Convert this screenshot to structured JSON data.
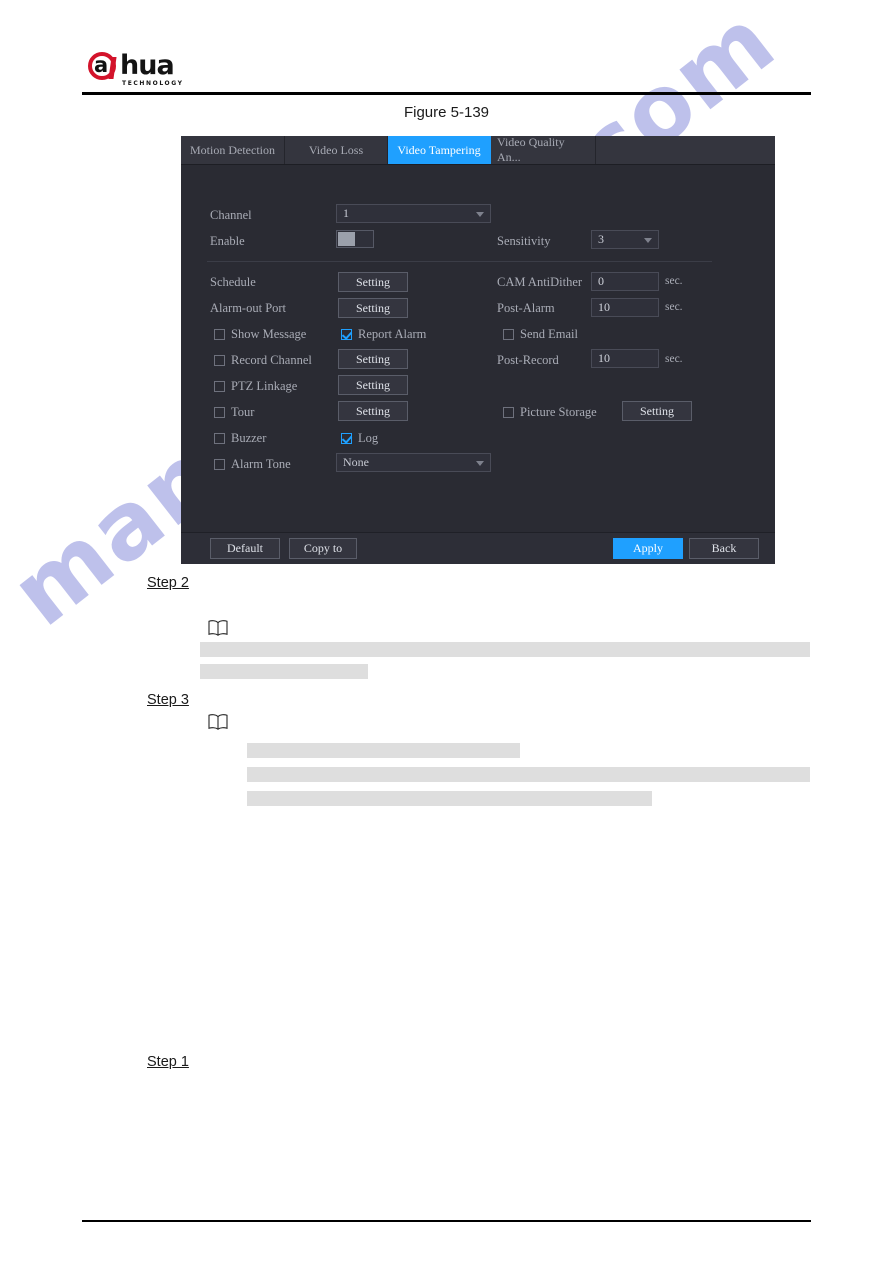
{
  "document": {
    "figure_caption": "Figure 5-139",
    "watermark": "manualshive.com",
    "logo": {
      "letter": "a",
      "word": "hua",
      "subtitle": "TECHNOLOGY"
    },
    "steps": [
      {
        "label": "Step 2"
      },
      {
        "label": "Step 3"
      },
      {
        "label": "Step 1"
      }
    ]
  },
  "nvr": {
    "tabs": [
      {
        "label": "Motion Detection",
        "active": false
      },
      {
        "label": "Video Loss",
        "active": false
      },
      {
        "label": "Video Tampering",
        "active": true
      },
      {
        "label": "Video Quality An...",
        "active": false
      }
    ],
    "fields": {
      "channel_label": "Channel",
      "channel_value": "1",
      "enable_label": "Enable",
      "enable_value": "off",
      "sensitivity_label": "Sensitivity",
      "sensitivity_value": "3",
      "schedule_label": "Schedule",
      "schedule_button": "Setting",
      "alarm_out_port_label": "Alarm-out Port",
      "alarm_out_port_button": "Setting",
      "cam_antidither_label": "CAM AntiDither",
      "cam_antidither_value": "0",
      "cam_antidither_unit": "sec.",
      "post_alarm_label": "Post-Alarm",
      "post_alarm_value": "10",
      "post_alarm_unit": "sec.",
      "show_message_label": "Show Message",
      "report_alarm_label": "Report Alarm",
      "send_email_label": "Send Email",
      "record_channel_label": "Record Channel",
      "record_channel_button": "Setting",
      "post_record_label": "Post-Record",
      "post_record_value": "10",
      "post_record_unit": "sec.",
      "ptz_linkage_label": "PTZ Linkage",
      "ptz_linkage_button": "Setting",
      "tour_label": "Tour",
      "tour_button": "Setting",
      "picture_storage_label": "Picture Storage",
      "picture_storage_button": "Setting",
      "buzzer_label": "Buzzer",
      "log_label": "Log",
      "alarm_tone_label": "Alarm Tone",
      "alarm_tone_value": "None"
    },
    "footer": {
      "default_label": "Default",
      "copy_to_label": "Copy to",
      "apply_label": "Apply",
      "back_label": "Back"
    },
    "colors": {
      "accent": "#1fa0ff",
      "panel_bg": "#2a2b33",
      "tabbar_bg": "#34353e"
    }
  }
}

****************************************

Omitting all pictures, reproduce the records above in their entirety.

→ **Task answer**:
Convert this screenshot to structured JSON data.
{
  "document": {
    "figure_caption": "Figure 5-139",
    "watermark": "manualshive.com",
    "logo": {
      "letter": "a",
      "word": "hua",
      "subtitle": "TECHNOLOGY"
    },
    "steps": [
      {
        "label": "Step 2"
      },
      {
        "label": "Step 3"
      },
      {
        "label": "Step 1"
      }
    ]
  },
  "nvr": {
    "tabs": [
      {
        "label": "Motion Detection",
        "active": false
      },
      {
        "label": "Video Loss",
        "active": false
      },
      {
        "label": "Video Tampering",
        "active": true
      },
      {
        "label": "Video Quality An...",
        "active": false
      }
    ],
    "fields": {
      "channel_label": "Channel",
      "channel_value": "1",
      "enable_label": "Enable",
      "enable_value": "off",
      "sensitivity_label": "Sensitivity",
      "sensitivity_value": "3",
      "schedule_label": "Schedule",
      "schedule_button": "Setting",
      "alarm_out_port_label": "Alarm-out Port",
      "alarm_out_port_button": "Setting",
      "cam_antidither_label": "CAM AntiDither",
      "cam_antidither_value": "0",
      "cam_antidither_unit": "sec.",
      "post_alarm_label": "Post-Alarm",
      "post_alarm_value": "10",
      "post_alarm_unit": "sec.",
      "show_message_label": "Show Message",
      "report_alarm_label": "Report Alarm",
      "send_email_label": "Send Email",
      "record_channel_label": "Record Channel",
      "record_channel_button": "Setting",
      "post_record_label": "Post-Record",
      "post_record_value": "10",
      "post_record_unit": "sec.",
      "ptz_linkage_label": "PTZ Linkage",
      "ptz_linkage_button": "Setting",
      "tour_label": "Tour",
      "tour_button": "Setting",
      "picture_storage_label": "Picture Storage",
      "picture_storage_button": "Setting",
      "buzzer_label": "Buzzer",
      "log_label": "Log",
      "alarm_tone_label": "Alarm Tone",
      "alarm_tone_value": "None"
    },
    "footer": {
      "default_label": "Default",
      "copy_to_label": "Copy to",
      "apply_label": "Apply",
      "back_label": "Back"
    },
    "colors": {
      "accent": "#1fa0ff",
      "panel_bg": "#2a2b33",
      "tabbar_bg": "#34353e"
    }
  }
}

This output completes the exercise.